The Economist reviews housing prices in London, one of the most expensive cities in the world, and what do you know, it finds that high housing prices are due to urban planning. “The biggest constraint on development in London is the Green Belt,” says the magazine that calls itself a newspaper. “Tt runs (with perforations) all around London, to a depth of up to 50 miles, and bans almost all building on half a million hectares of land around the city.”I'm sure that you're shocked that Progressives' "Smart" vision amounts to nothing more than seizing a lot of money from other people to enforce their SWPL preferences, resulting in higher social inequality and increasing poverty in the working classes that cannot escape their "Smart" plans.
Ah, but Britain has 62 million people in an area slightly smaller than the state of Oregon (94,000 vs. 98,000 square miles), so those greenbelts are needed to preserve farms, forests, and open space, right?

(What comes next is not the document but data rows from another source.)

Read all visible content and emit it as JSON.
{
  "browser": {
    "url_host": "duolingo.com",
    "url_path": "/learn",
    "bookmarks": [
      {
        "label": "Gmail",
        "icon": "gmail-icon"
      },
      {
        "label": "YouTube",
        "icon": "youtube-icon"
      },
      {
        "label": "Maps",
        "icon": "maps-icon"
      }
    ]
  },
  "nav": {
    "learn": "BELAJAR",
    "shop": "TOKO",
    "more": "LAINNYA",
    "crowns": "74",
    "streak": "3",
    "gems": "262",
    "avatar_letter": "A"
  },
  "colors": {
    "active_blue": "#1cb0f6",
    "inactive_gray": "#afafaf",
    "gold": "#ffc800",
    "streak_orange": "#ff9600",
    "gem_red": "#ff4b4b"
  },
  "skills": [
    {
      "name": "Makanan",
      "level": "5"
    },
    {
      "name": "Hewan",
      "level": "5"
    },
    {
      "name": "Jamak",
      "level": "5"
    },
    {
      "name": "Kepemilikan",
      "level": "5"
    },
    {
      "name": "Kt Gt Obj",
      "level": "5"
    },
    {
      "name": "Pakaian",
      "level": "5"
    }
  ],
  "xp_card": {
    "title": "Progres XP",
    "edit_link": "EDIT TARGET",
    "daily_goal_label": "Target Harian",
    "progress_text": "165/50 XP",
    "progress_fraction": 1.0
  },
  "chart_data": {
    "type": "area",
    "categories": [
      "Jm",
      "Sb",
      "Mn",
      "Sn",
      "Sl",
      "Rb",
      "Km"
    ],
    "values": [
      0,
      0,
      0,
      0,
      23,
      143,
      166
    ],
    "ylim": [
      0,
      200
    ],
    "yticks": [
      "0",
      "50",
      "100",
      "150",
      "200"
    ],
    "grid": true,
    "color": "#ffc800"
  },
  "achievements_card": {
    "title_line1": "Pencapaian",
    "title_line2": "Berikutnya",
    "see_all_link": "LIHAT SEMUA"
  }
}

Not really.
As a BBC writer points out, urban areas cover just 6.8 percent of the United Kingdom (10.6 percent of England, 1.3 percent of Scotland, 3.6 percent of Northern Ireland, and 4.1 percent of Wales). Moreover, much of the land inside those urban areas is open space, so less than 2.3 percent of England, and even smaller proportions of the rest of the kingdom, have been “paved over.”

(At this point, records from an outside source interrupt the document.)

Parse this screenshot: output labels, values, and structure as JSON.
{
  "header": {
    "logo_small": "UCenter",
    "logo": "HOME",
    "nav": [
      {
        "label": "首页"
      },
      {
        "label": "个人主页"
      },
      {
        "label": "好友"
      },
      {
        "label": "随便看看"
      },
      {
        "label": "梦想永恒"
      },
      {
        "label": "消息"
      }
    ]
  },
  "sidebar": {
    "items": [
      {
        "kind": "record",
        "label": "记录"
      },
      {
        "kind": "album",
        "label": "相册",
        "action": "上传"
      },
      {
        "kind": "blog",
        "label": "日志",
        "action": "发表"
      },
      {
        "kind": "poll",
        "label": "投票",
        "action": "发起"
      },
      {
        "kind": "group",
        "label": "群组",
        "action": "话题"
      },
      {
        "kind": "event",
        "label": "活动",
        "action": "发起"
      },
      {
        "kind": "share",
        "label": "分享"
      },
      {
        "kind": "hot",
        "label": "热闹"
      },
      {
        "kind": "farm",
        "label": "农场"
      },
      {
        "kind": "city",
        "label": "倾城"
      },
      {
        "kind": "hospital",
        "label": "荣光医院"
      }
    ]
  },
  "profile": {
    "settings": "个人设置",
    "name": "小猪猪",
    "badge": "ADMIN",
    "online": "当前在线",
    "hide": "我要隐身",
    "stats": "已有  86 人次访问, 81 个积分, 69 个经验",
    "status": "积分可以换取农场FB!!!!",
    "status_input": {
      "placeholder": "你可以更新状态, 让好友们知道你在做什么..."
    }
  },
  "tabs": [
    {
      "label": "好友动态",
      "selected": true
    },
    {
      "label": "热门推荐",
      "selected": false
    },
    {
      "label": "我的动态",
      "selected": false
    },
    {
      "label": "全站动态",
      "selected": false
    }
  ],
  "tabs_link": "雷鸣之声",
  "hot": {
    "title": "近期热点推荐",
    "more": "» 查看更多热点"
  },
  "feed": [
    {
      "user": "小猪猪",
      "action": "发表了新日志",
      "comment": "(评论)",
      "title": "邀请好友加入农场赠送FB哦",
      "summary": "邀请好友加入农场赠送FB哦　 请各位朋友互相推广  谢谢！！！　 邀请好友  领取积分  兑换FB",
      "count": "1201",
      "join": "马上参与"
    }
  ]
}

If Britain had been allowed to grow unimpeded by greenbelts and planners, urban areas might have spread out to, perhaps, 15 or 20 percent of the country (more of England, less of the other countries), and probably would have included a higher percentage of green spaces within them. This hardly sounds like a disaster and is far from “paving over the nation.”
The latest mantra is that dense cities are more sustainable. Four British urban analysts reviewed this idea in no less than the Journal of the American Planning Association. “The current planning policy strategies for land use and transport have virtually no impact on the major long-term increases in resource and energy consumption,” they found. Instead of being sustainable, these policies “generally tend to increase costs and reduce economic competitiveness.” Moreover, “the potential socioeconomic consequences of less housing choice, crowding, and congestion may outweigh its very modest CO2 reduction benefits.”
As these analysts hint, people who support Britain’s land-use policies are largely unaware of (or don’t care about) the huge social impacts of their programs: inferior housing, limited social mobility, and a business-hostile environment. Meanwhile, the benefits they claim for their policies are almost purely fantasy.